MO: We have to balance being who we are, and what as a network we are good at, with who they are, and what their thoughts and ways of being are. We have to bring something uniquely Cartoon Network to the conversation, but make sure that what we’re saying isn’t hitting their ear falsely.
DW: How has the internet and technology changed the considerations in designing for children?
MO: You have to up your game. When I was a kid I saw maybe three interesting images a week and you’d have two or three really big images a year. And now kids are just—flick, flick flick—going through amazing images one after another. They see hundreds a day; they spend a split-second on each. They know what’s good.
DW: For the Adult Swim audience, there must be a lot of competition from online animators who can upload content daily, which can be accessed for free. How do you view that? And how do you work around that competition?
MO: Animation is HARD. Even though technology has made it easier, it’s very labour-intensive and still very hard to get right and make it funny. It’s hard to put out quality animation in any real volume. What Adult Swim does really well, something I can take no credit for (but have benefited from in making Harvey Birdman) is find good people it believes in and then give them the opportunity, space and just the right amount of guidance to make something unique and great. In that way, I think Adult Swim has a leg up on the internet.
DW: How do you think the Adult Swim brand translates to a UK audience?

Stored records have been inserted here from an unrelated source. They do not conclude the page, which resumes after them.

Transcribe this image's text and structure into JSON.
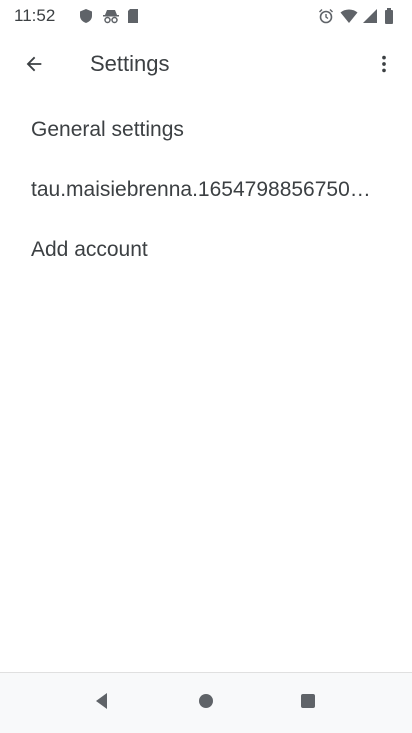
{
  "status_bar": {
    "time": "11:52",
    "left_icons": [
      "shield-icon",
      "incognito-icon",
      "sim-card-icon"
    ],
    "right_icons": [
      "alarm-icon",
      "wifi-icon",
      "signal-icon",
      "battery-icon"
    ]
  },
  "app_bar": {
    "title": "Settings",
    "back_icon": "arrow-back-icon",
    "overflow_icon": "more-vert-icon"
  },
  "settings_list": [
    {
      "label": "General settings"
    },
    {
      "label": "tau.maisiebrenna.1654798856750…"
    },
    {
      "label": "Add account"
    }
  ],
  "nav_bar": {
    "buttons": [
      "back-triangle-icon",
      "home-circle-icon",
      "recents-square-icon"
    ]
  },
  "colors": {
    "icon": "#5f6368",
    "text": "#3c4043",
    "background": "#ffffff"
  }
}
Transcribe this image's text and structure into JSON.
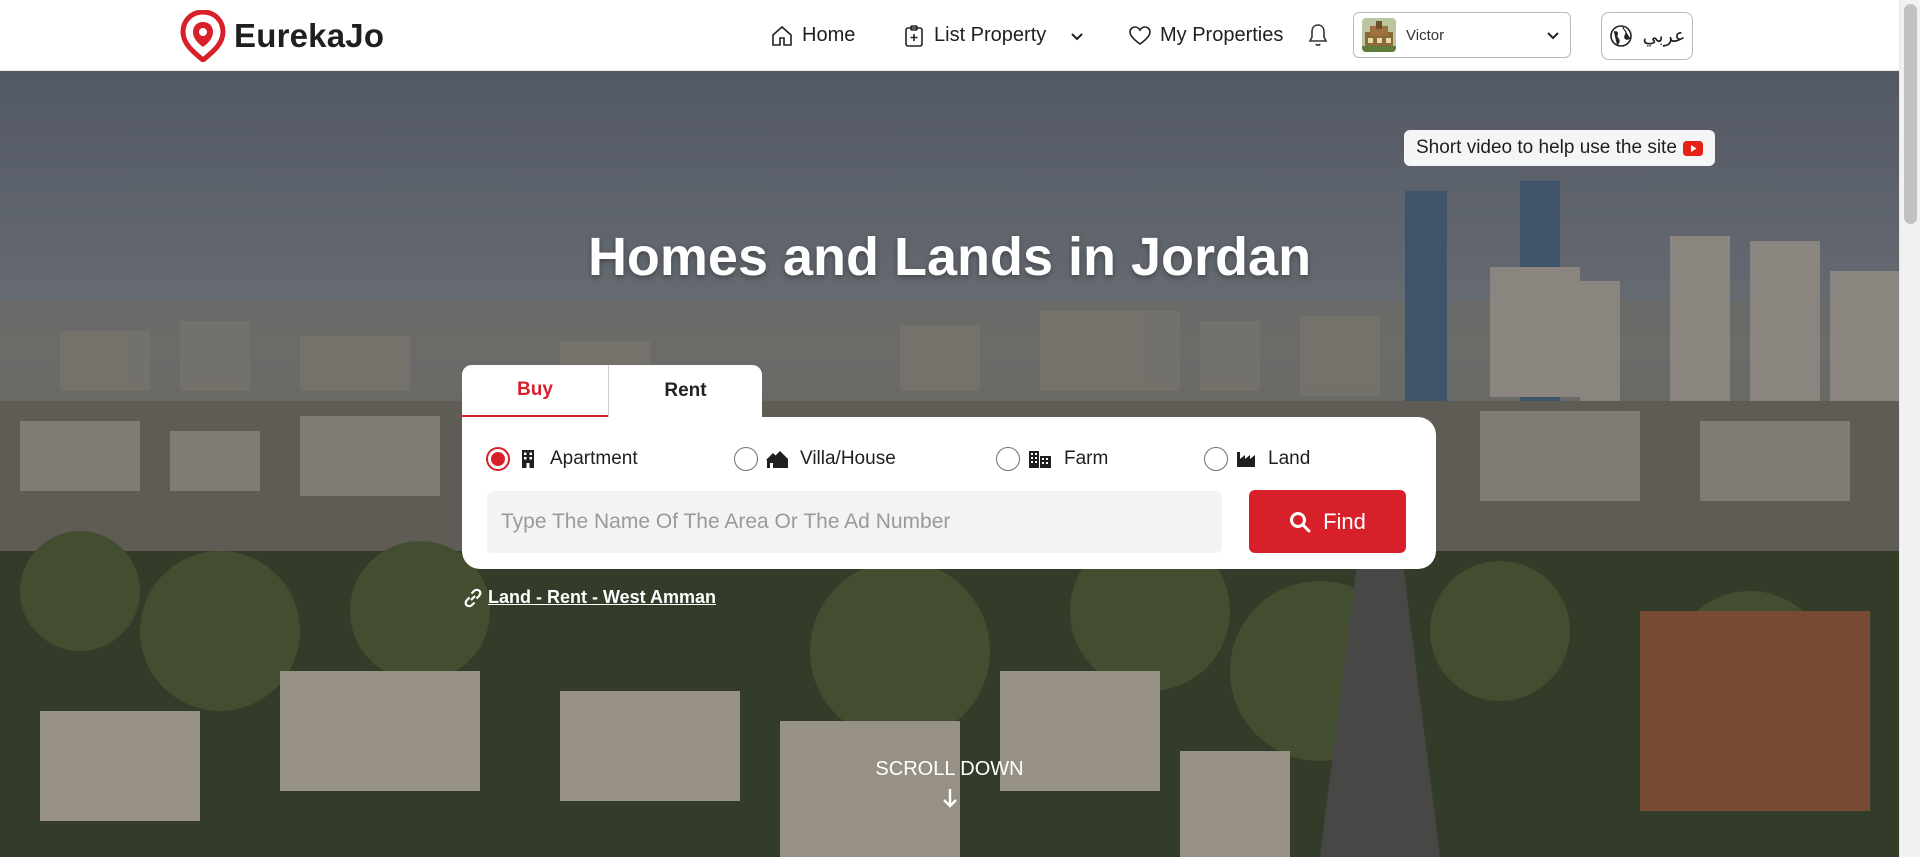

MO: I should think it would mostly translate well. It certainly wouldn’t need much dubbing. And many, if not most of the people involved with Adult Swim cite British comedy as their main influence, both growing up and now.
DW: What advice would you give to people who want to go into animation?
MO: Can you draw? If so, get drawing and putting your work out there and go to a good school for animation as soon as it’s legal. Can you not draw but can write? Then get yourself as good an education as you can muster and practice funny writing. And either way, watch everything you can, read Chuck Amuck, read the Maurice Noble book, read books on story or character and screenwriting, ready interviews such as this, filled with pithy advice, and then march into some office and demonstrate your passion for this stuff.